I agree with David Raymond’s point or reason for writing this essay. He says, “I have told this story because maybe some teacher will read it and go easy on a kid in the classroom who has what I’ve got.” He’sright; maybe a teacher who has read this essay will stop and be considerate next time they pick on a student. That teacher could move on to the next student and simply approach the student who wasn’t comfortable with speaking aloud or presenting after class. This way when the teacher who so brutally pointed that student out in front of the entire class, told that student to meet after class and discuss the situation and realize the position he or she was in. some teachers are so prideful that they don’t care what the situation is that the student might have they will still make that student feel like they are no different than the rest of the class.
For example, I have a friend who had minor dyslexia throughout high school. As a result, she came across similar experiences as Raymond did; the only difference was if she was ever picked on she wouldn’t sit there in a calm manner. Raymond was calm about the situation whereas my friend Roxana didn’t appreciate being put on the spot, her solution was use her condition against the teacher. I am in favor of Raymond’s essay because like my friend Roxana and himself if a teacher reads this essay, next time they can stop and think, “okay, I’ll talk to this student afterclass.” Because even picking on students who don’t have any conditions feel bad being picked on. It’s just a matter of thinking before we act, we don’t know what people suffer from the same way they don’t know what we go through.

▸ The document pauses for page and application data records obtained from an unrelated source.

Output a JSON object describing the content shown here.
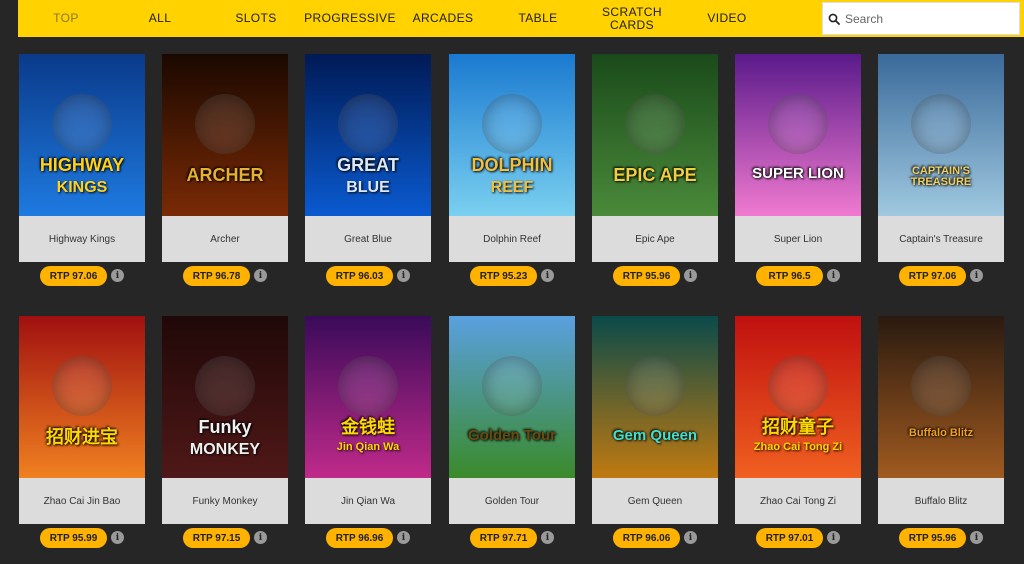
{
  "nav": {
    "items": [
      {
        "label": "TOP",
        "active": true
      },
      {
        "label": "ALL"
      },
      {
        "label": "SLOTS"
      },
      {
        "label": "PROGRESSIVE"
      },
      {
        "label": "ARCADES"
      },
      {
        "label": "TABLE"
      },
      {
        "label": "SCRATCH CARDS"
      },
      {
        "label": "VIDEO"
      }
    ],
    "search_placeholder": "Search",
    "colors": {
      "bar": "#ffd200",
      "active": "#8a7a2a"
    }
  },
  "games": [
    {
      "name": "Highway Kings",
      "rtp": "RTP 97.06",
      "art": "HIGHWAY",
      "sub": "KINGS",
      "icon": "truck-icon",
      "colors": [
        "#0a3a8a",
        "#1e7ae0"
      ],
      "artColor": "#ffd21e"
    },
    {
      "name": "Archer",
      "rtp": "RTP 96.78",
      "art": "ARCHER",
      "sub": "",
      "icon": "archer-icon",
      "colors": [
        "#1a0800",
        "#7a2a05"
      ],
      "artColor": "#e8b030"
    },
    {
      "name": "Great Blue",
      "rtp": "RTP 96.03",
      "art": "GREAT",
      "sub": "BLUE",
      "icon": "orca-icon",
      "colors": [
        "#001a55",
        "#0a5ad0"
      ],
      "artColor": "#dce8f8"
    },
    {
      "name": "Dolphin Reef",
      "rtp": "RTP 95.23",
      "art": "DOLPHIN",
      "sub": "REEF",
      "icon": "dolphin-icon",
      "colors": [
        "#1a7ad0",
        "#7ad0f0"
      ],
      "artColor": "#f0c040"
    },
    {
      "name": "Epic Ape",
      "rtp": "RTP 95.96",
      "art": "EPIC APE",
      "sub": "",
      "icon": "gorilla-icon",
      "colors": [
        "#1a4a1a",
        "#4a8a3a"
      ],
      "artColor": "#f0d040"
    },
    {
      "name": "Super Lion",
      "rtp": "RTP 96.5",
      "art": "SUPER LION",
      "sub": "",
      "icon": "lion-icon",
      "colors": [
        "#5a1a8a",
        "#f07ad0"
      ],
      "artColor": "#ffffff"
    },
    {
      "name": "Captain's Treasure",
      "rtp": "RTP 97.06",
      "art": "CAPTAIN'S TREASURE",
      "sub": "",
      "icon": "pirate-icon",
      "colors": [
        "#3a6a9a",
        "#a0c8e0"
      ],
      "artColor": "#f0d060"
    },
    {
      "name": "Zhao Cai Jin Bao",
      "rtp": "RTP 95.99",
      "art": "招财进宝",
      "sub": "",
      "icon": "god-of-wealth-icon",
      "colors": [
        "#a01010",
        "#f08020"
      ],
      "artColor": "#ffd700"
    },
    {
      "name": "Funky Monkey",
      "rtp": "RTP 97.15",
      "art": "Funky",
      "sub": "MONKEY",
      "icon": "monkey-icon",
      "colors": [
        "#200808",
        "#501818"
      ],
      "artColor": "#f0f0f0"
    },
    {
      "name": "Jin Qian Wa",
      "rtp": "RTP 96.96",
      "art": "金钱蛙",
      "sub": "Jin Qian Wa",
      "icon": "frog-icon",
      "colors": [
        "#3a0a5a",
        "#c02a8a"
      ],
      "artColor": "#ffd700"
    },
    {
      "name": "Golden Tour",
      "rtp": "RTP 97.71",
      "art": "Golden Tour",
      "sub": "",
      "icon": "golf-ball-icon",
      "colors": [
        "#5aa0e0",
        "#3a8a2a"
      ],
      "artColor": "#6a4a10"
    },
    {
      "name": "Gem Queen",
      "rtp": "RTP 96.06",
      "art": "Gem Queen",
      "sub": "",
      "icon": "queen-icon",
      "colors": [
        "#0a4a4a",
        "#c07a10"
      ],
      "artColor": "#40e0d0"
    },
    {
      "name": "Zhao Cai Tong Zi",
      "rtp": "RTP 97.01",
      "art": "招财童子",
      "sub": "Zhao Cai Tong Zi",
      "icon": "children-icon",
      "colors": [
        "#c01010",
        "#f06020"
      ],
      "artColor": "#ffd700"
    },
    {
      "name": "Buffalo Blitz",
      "rtp": "RTP 95.96",
      "art": "Buffalo Blitz",
      "sub": "",
      "icon": "buffalo-icon",
      "colors": [
        "#2a1a10",
        "#a05a20"
      ],
      "artColor": "#f0a020"
    }
  ],
  "rtp_badge_color": "#ffb300",
  "info_icon": "info-icon"
}
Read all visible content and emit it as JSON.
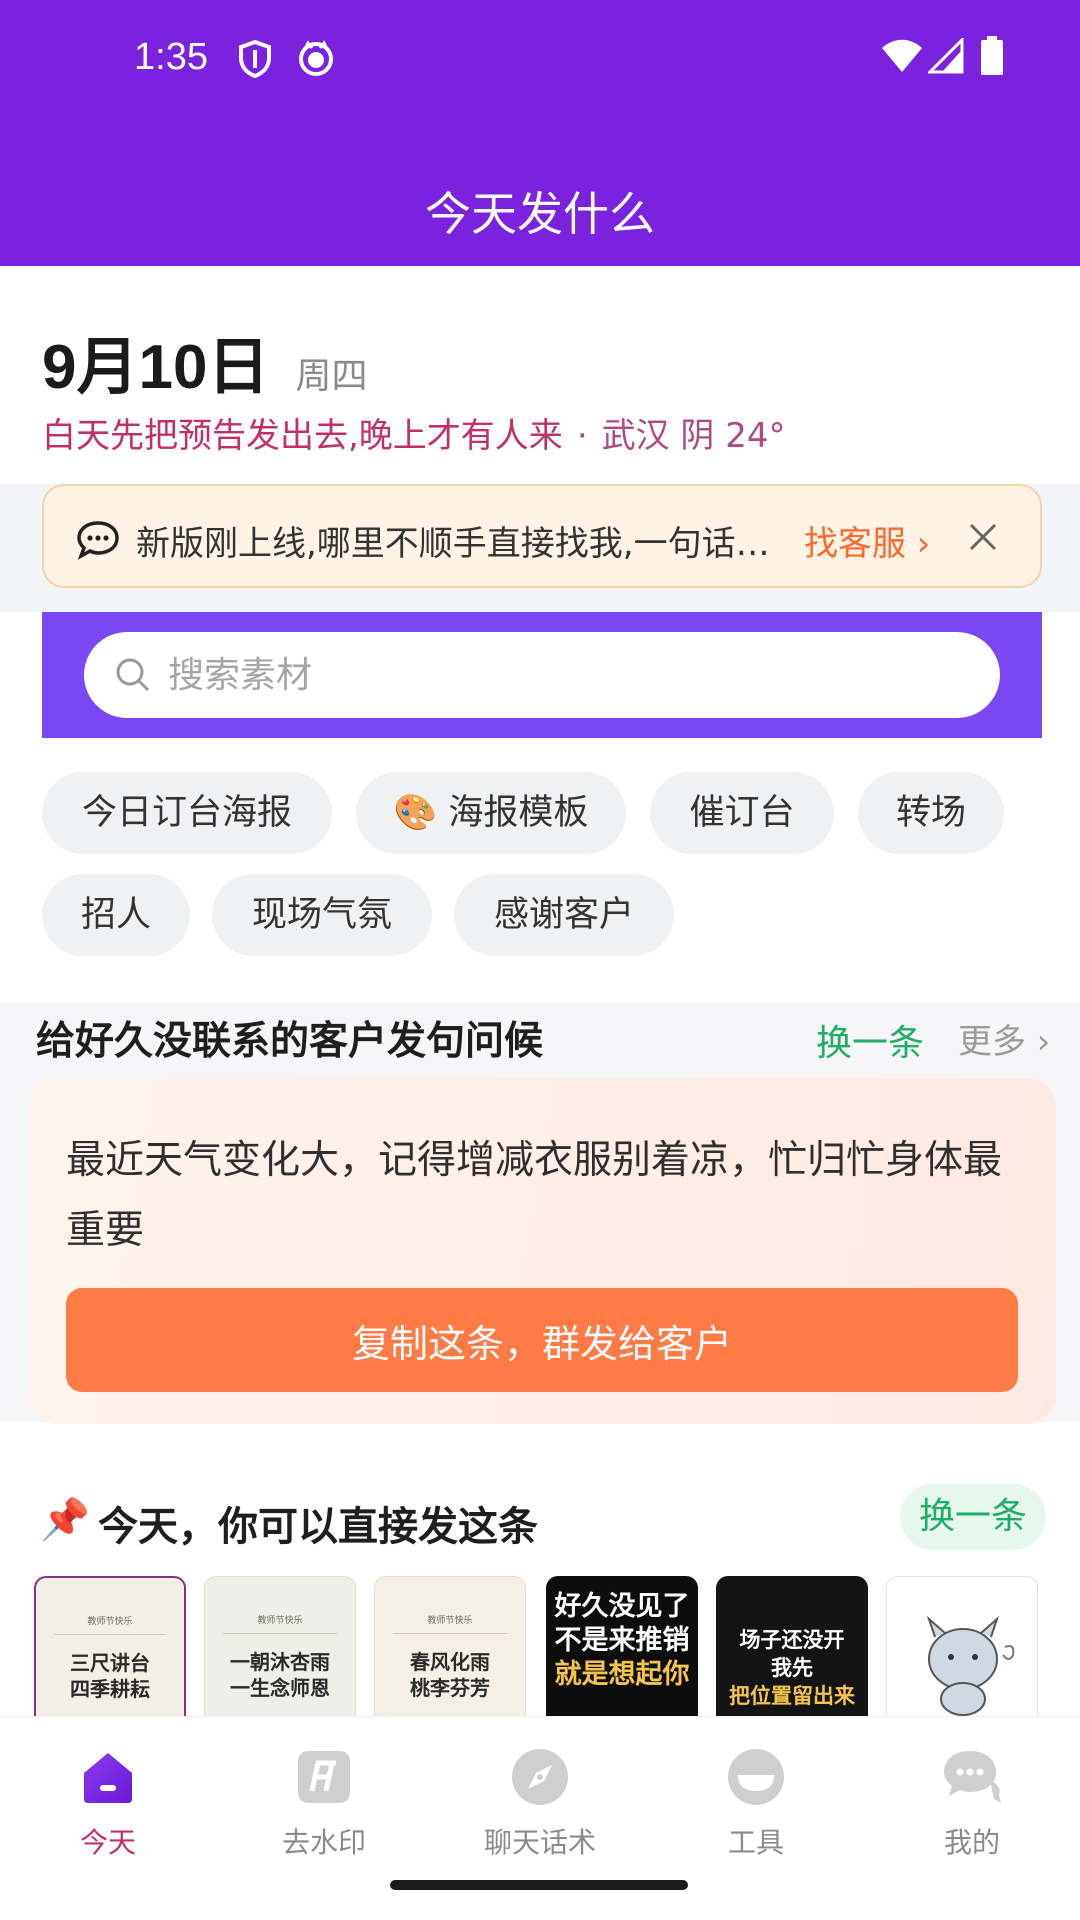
{
  "status_bar": {
    "time": "1:35",
    "icons": [
      "shield-icon",
      "cat-face-icon",
      "wifi-icon",
      "cellular-signal-icon",
      "battery-icon"
    ]
  },
  "header": {
    "title": "今天发什么"
  },
  "date": {
    "day": "9月10日",
    "weekday": "周四",
    "tip": "白天先把预告发出去,晚上才有人来",
    "separator": "·",
    "weather": "武汉 阴 24°"
  },
  "notice": {
    "icon": "chat-bubble-icon",
    "text": "新版刚上线,哪里不顺手直接找我,一句话就行",
    "link": "找客服 ›"
  },
  "search": {
    "placeholder": "搜索素材"
  },
  "chips": [
    {
      "label": "今日订台海报"
    },
    {
      "label": "海报模板",
      "emoji": "🎨"
    },
    {
      "label": "催订台"
    },
    {
      "label": "转场"
    },
    {
      "label": "招人"
    },
    {
      "label": "现场气氛"
    },
    {
      "label": "感谢客户"
    }
  ],
  "greeting_section": {
    "title": "给好久没联系的客户发句问候",
    "refresh": "换一条",
    "more": "更多 ›",
    "message": "最近天气变化大，记得增减衣服别着凉，忙归忙身体最重要",
    "copy_button": "复制这条，群发给客户"
  },
  "today_section": {
    "pin_icon": "📌",
    "title": "今天，你可以直接发这条",
    "refresh": "换一条",
    "thumbnails": [
      {
        "kind": "light",
        "tag": "教师节快乐",
        "line1": "三尺讲台",
        "line2": "四季耕耘"
      },
      {
        "kind": "light",
        "tag": "教师节快乐",
        "line1": "一朝沐杏雨",
        "line2": "一生念师恩"
      },
      {
        "kind": "light",
        "tag": "教师节快乐",
        "line1": "春风化雨",
        "line2": "桃李芬芳"
      },
      {
        "kind": "dark",
        "line1": "好久没见了",
        "line2": "不是来推销",
        "line3": "就是想起你"
      },
      {
        "kind": "dark",
        "line1": "场子还没开",
        "line2": "我先",
        "line3": "把位置留出来"
      },
      {
        "kind": "sticker"
      }
    ]
  },
  "tabbar": {
    "items": [
      {
        "label": "今天",
        "icon": "home-icon",
        "active": true
      },
      {
        "label": "去水印",
        "icon": "watermark-icon",
        "active": false
      },
      {
        "label": "聊天话术",
        "icon": "compass-icon",
        "active": false
      },
      {
        "label": "工具",
        "icon": "tools-icon",
        "active": false
      },
      {
        "label": "我的",
        "icon": "profile-chat-icon",
        "active": false
      }
    ]
  },
  "colors": {
    "brand_purple": "#7a22dd",
    "search_band": "#7b46f4",
    "accent_pink": "#c2306b",
    "accent_orange": "#ff7a44",
    "accent_green": "#1fae66"
  }
}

A second example would be in the case of my cousin Eduardo who is diagnosed severe ADHD. Attention deficit hyperactivity disorder can be severeor minor because ones attention is at a very low, and aside from that it involves hyperactivity. ADHD can be similar to dyslexia except my cousin Eduardo is a very smart young man his only problem is remaining calm and paying attention. Outsiders meaning not at school or family see my cousin as a crazy kid who is not disciplined by his parents. Teacher’s at school first reaction to my cousin are, “Oh my, what a zoo animal.” But like Raymond and my friend Roxana’s situation there are people who don’t consider asking what the reason for his short attention life span is, or why he happens to be so hyper. In my cousin Eduardo’s case there is a prescribed medication for him that controls his body to be calm, and focus his attention for a certain amount of hours a day. I agree with Raymond’s essay because people who suffer from dyslexia,
ADHD, etc., can be smarter than people or teachers give them credit for not necessarily in reading or math but something that most people usually cant accomplish.